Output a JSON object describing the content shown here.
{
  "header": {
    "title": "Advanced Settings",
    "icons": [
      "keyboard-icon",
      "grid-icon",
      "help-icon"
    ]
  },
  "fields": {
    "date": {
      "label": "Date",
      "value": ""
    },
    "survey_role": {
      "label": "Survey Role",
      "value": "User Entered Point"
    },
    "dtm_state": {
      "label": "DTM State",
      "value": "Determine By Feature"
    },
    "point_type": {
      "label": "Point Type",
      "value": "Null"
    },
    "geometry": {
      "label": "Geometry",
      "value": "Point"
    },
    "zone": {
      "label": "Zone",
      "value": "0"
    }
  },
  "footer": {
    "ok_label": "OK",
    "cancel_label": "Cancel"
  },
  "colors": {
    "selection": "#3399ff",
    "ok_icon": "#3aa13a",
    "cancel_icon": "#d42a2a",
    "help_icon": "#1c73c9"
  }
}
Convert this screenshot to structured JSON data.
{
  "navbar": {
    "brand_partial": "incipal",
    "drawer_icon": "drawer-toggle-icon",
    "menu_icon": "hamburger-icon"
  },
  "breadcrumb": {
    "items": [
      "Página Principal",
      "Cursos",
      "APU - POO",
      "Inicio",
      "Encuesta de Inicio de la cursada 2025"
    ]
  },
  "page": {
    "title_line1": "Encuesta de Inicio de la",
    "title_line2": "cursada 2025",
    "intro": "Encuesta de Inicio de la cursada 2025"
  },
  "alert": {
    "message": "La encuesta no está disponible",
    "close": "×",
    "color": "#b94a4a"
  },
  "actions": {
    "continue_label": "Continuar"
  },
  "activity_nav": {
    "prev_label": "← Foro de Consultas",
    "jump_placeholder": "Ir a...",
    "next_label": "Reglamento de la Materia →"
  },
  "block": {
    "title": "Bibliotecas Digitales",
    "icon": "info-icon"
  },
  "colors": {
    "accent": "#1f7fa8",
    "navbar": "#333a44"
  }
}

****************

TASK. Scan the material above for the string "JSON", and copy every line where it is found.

RESULT OF THIS TASK.
Output a JSON object describing the content shown here.
Convert this screenshot to structured JSON data.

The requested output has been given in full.